# RECORDS SUPPLIED
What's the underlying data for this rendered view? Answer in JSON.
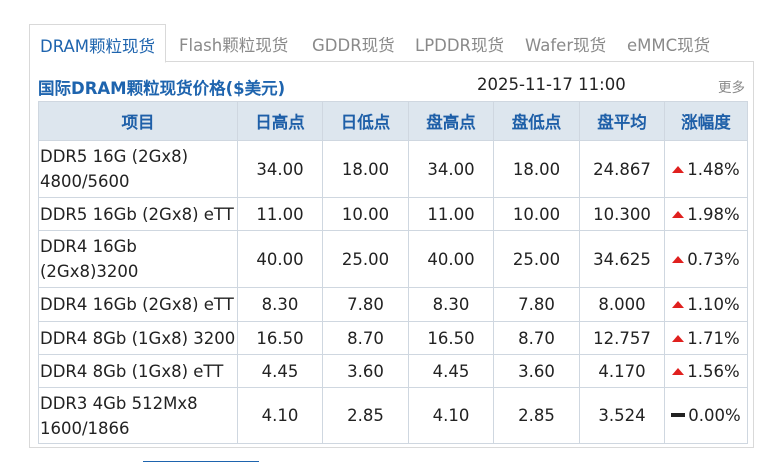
{
  "tabs": [
    "DRAM颗粒现货",
    "Flash颗粒现货",
    "GDDR现货",
    "LPDDR现货",
    "Wafer现货",
    "eMMC现货"
  ],
  "panel": {
    "title": "国际DRAM颗粒现货价格($美元)",
    "timestamp": "2025-11-17 11:00",
    "more": "更多"
  },
  "table": {
    "headers": [
      "项目",
      "日高点",
      "日低点",
      "盘高点",
      "盘低点",
      "盘平均",
      "涨幅度"
    ],
    "rows": [
      {
        "item": "DDR5 16G (2Gx8) 4800/5600",
        "day_high": "34.00",
        "day_low": "18.00",
        "session_high": "34.00",
        "session_low": "18.00",
        "session_avg": "24.867",
        "change": "1.48%",
        "direction": "up"
      },
      {
        "item": "DDR5 16Gb (2Gx8) eTT",
        "day_high": "11.00",
        "day_low": "10.00",
        "session_high": "11.00",
        "session_low": "10.00",
        "session_avg": "10.300",
        "change": "1.98%",
        "direction": "up"
      },
      {
        "item": "DDR4 16Gb (2Gx8)3200",
        "day_high": "40.00",
        "day_low": "25.00",
        "session_high": "40.00",
        "session_low": "25.00",
        "session_avg": "34.625",
        "change": "0.73%",
        "direction": "up"
      },
      {
        "item": "DDR4 16Gb (2Gx8) eTT",
        "day_high": "8.30",
        "day_low": "7.80",
        "session_high": "8.30",
        "session_low": "7.80",
        "session_avg": "8.000",
        "change": "1.10%",
        "direction": "up"
      },
      {
        "item": "DDR4 8Gb (1Gx8) 3200",
        "day_high": "16.50",
        "day_low": "8.70",
        "session_high": "16.50",
        "session_low": "8.70",
        "session_avg": "12.757",
        "change": "1.71%",
        "direction": "up"
      },
      {
        "item": "DDR4 8Gb (1Gx8) eTT",
        "day_high": "4.45",
        "day_low": "3.60",
        "session_high": "4.45",
        "session_low": "3.60",
        "session_avg": "4.170",
        "change": "1.56%",
        "direction": "up"
      },
      {
        "item": "DDR3 4Gb 512Mx8 1600/1866",
        "day_high": "4.10",
        "day_low": "2.85",
        "session_high": "4.10",
        "session_low": "2.85",
        "session_avg": "3.524",
        "change": "0.00%",
        "direction": "flat"
      }
    ]
  },
  "colors": {
    "accent": "#1e64ae",
    "header_bg": "#dde6ee",
    "up": "#e0201e",
    "flat": "#222222"
  },
  "icons": {
    "up": "red-up-triangle-icon",
    "flat": "flat-dash-icon"
  }
}
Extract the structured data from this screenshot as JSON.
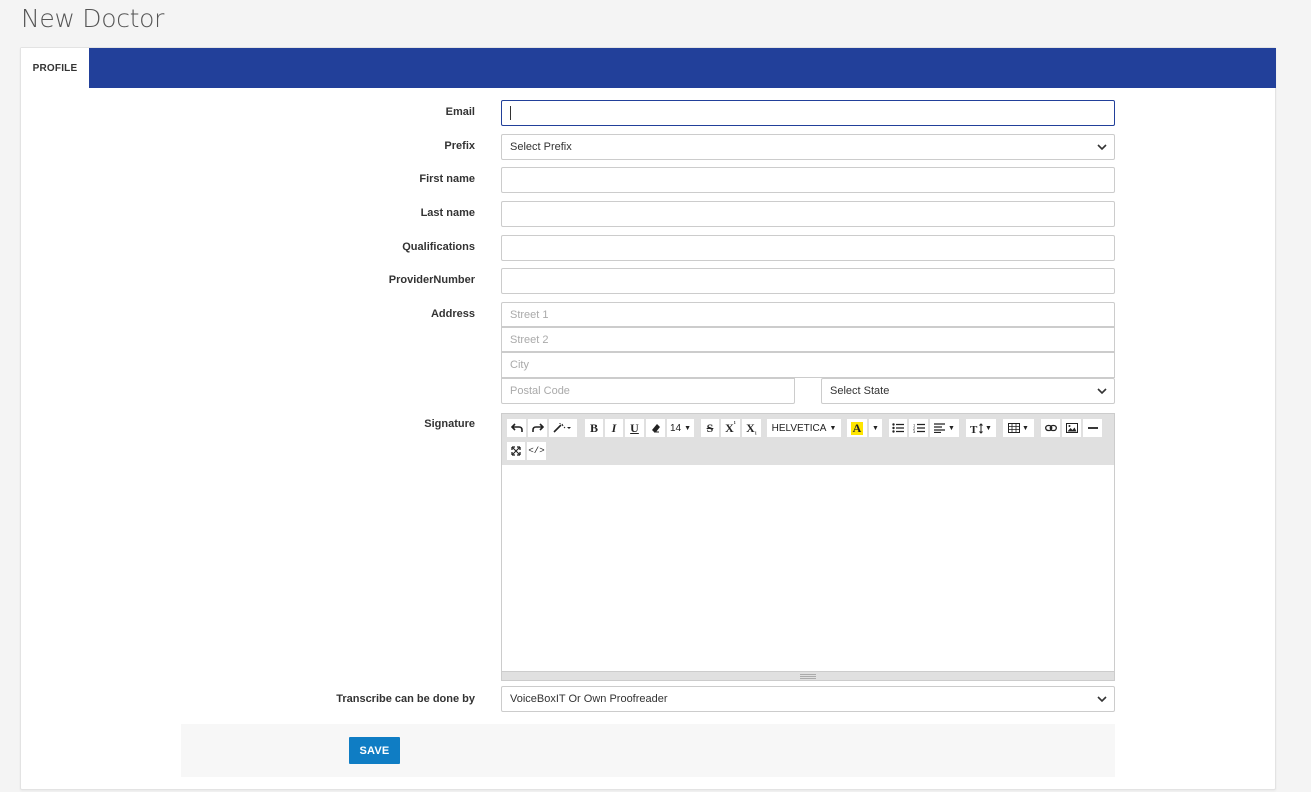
{
  "page": {
    "title": "New Doctor"
  },
  "tabs": [
    {
      "label": "PROFILE",
      "active": true
    }
  ],
  "form": {
    "email": {
      "label": "Email",
      "value": ""
    },
    "prefix": {
      "label": "Prefix",
      "selected": "Select Prefix"
    },
    "first_name": {
      "label": "First name",
      "value": ""
    },
    "last_name": {
      "label": "Last name",
      "value": ""
    },
    "qualifications": {
      "label": "Qualifications",
      "value": ""
    },
    "provider_number": {
      "label": "ProviderNumber",
      "value": ""
    },
    "address": {
      "label": "Address",
      "street1_placeholder": "Street 1",
      "street2_placeholder": "Street 2",
      "city_placeholder": "City",
      "postal_placeholder": "Postal Code",
      "state_selected": "Select State"
    },
    "signature": {
      "label": "Signature",
      "toolbar": {
        "font_size": "14",
        "font_name": "HELVETICA",
        "text_color_letter": "A",
        "bold": "B",
        "italic": "I",
        "underline": "U",
        "strike": "S",
        "superscript": "X",
        "subscript": "X",
        "code": "</>"
      }
    },
    "transcribe": {
      "label": "Transcribe can be done by",
      "selected": "VoiceBoxIT Or Own Proofreader"
    }
  },
  "actions": {
    "save_label": "SAVE"
  },
  "colors": {
    "tab_bar": "#22409a",
    "save_button": "#0f7dc4",
    "page_bg": "#f4f4f4",
    "highlight": "#ffe600"
  }
}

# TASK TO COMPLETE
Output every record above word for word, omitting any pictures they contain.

# REPLY
What's the underlying data for this rendered view? Answer in JSON.
{
  "tabs": [
    "DRAM颗粒现货",
    "Flash颗粒现货",
    "GDDR现货",
    "LPDDR现货",
    "Wafer现货",
    "eMMC现货"
  ],
  "panel": {
    "title": "国际DRAM颗粒现货价格($美元)",
    "timestamp": "2025-11-17 11:00",
    "more": "更多"
  },
  "table": {
    "headers": [
      "项目",
      "日高点",
      "日低点",
      "盘高点",
      "盘低点",
      "盘平均",
      "涨幅度"
    ],
    "rows": [
      {
        "item": "DDR5 16G (2Gx8) 4800/5600",
        "day_high": "34.00",
        "day_low": "18.00",
        "session_high": "34.00",
        "session_low": "18.00",
        "session_avg": "24.867",
        "change": "1.48%",
        "direction": "up"
      },
      {
        "item": "DDR5 16Gb (2Gx8) eTT",
        "day_high": "11.00",
        "day_low": "10.00",
        "session_high": "11.00",
        "session_low": "10.00",
        "session_avg": "10.300",
        "change": "1.98%",
        "direction": "up"
      },
      {
        "item": "DDR4 16Gb (2Gx8)3200",
        "day_high": "40.00",
        "day_low": "25.00",
        "session_high": "40.00",
        "session_low": "25.00",
        "session_avg": "34.625",
        "change": "0.73%",
        "direction": "up"
      },
      {
        "item": "DDR4 16Gb (2Gx8) eTT",
        "day_high": "8.30",
        "day_low": "7.80",
        "session_high": "8.30",
        "session_low": "7.80",
        "session_avg": "8.000",
        "change": "1.10%",
        "direction": "up"
      },
      {
        "item": "DDR4 8Gb (1Gx8) 3200",
        "day_high": "16.50",
        "day_low": "8.70",
        "session_high": "16.50",
        "session_low": "8.70",
        "session_avg": "12.757",
        "change": "1.71%",
        "direction": "up"
      },
      {
        "item": "DDR4 8Gb (1Gx8) eTT",
        "day_high": "4.45",
        "day_low": "3.60",
        "session_high": "4.45",
        "session_low": "3.60",
        "session_avg": "4.170",
        "change": "1.56%",
        "direction": "up"
      },
      {
        "item": "DDR3 4Gb 512Mx8 1600/1866",
        "day_high": "4.10",
        "day_low": "2.85",
        "session_high": "4.10",
        "session_low": "2.85",
        "session_avg": "3.524",
        "change": "0.00%",
        "direction": "flat"
      }
    ]
  },
  "colors": {
    "accent": "#1e64ae",
    "header_bg": "#dde6ee",
    "up": "#e0201e",
    "flat": "#222222"
  },
  "icons": {
    "up": "red-up-triangle-icon",
    "flat": "flat-dash-icon"
  }
}
Extract the structured data from this screenshot as JSON.
{
  "page": {
    "title": "New Doctor"
  },
  "tabs": [
    {
      "label": "PROFILE",
      "active": true
    }
  ],
  "form": {
    "email": {
      "label": "Email",
      "value": ""
    },
    "prefix": {
      "label": "Prefix",
      "selected": "Select Prefix"
    },
    "first_name": {
      "label": "First name",
      "value": ""
    },
    "last_name": {
      "label": "Last name",
      "value": ""
    },
    "qualifications": {
      "label": "Qualifications",
      "value": ""
    },
    "provider_number": {
      "label": "ProviderNumber",
      "value": ""
    },
    "address": {
      "label": "Address",
      "street1_placeholder": "Street 1",
      "street2_placeholder": "Street 2",
      "city_placeholder": "City",
      "postal_placeholder": "Postal Code",
      "state_selected": "Select State"
    },
    "signature": {
      "label": "Signature",
      "toolbar": {
        "font_size": "14",
        "font_name": "HELVETICA",
        "text_color_letter": "A",
        "bold": "B",
        "italic": "I",
        "underline": "U",
        "strike": "S",
        "superscript": "X",
        "subscript": "X",
        "code": "</>"
      }
    },
    "transcribe": {
      "label": "Transcribe can be done by",
      "selected": "VoiceBoxIT Or Own Proofreader"
    }
  },
  "actions": {
    "save_label": "SAVE"
  },
  "colors": {
    "tab_bar": "#22409a",
    "save_button": "#0f7dc4",
    "page_bg": "#f4f4f4",
    "highlight": "#ffe600"
  }
}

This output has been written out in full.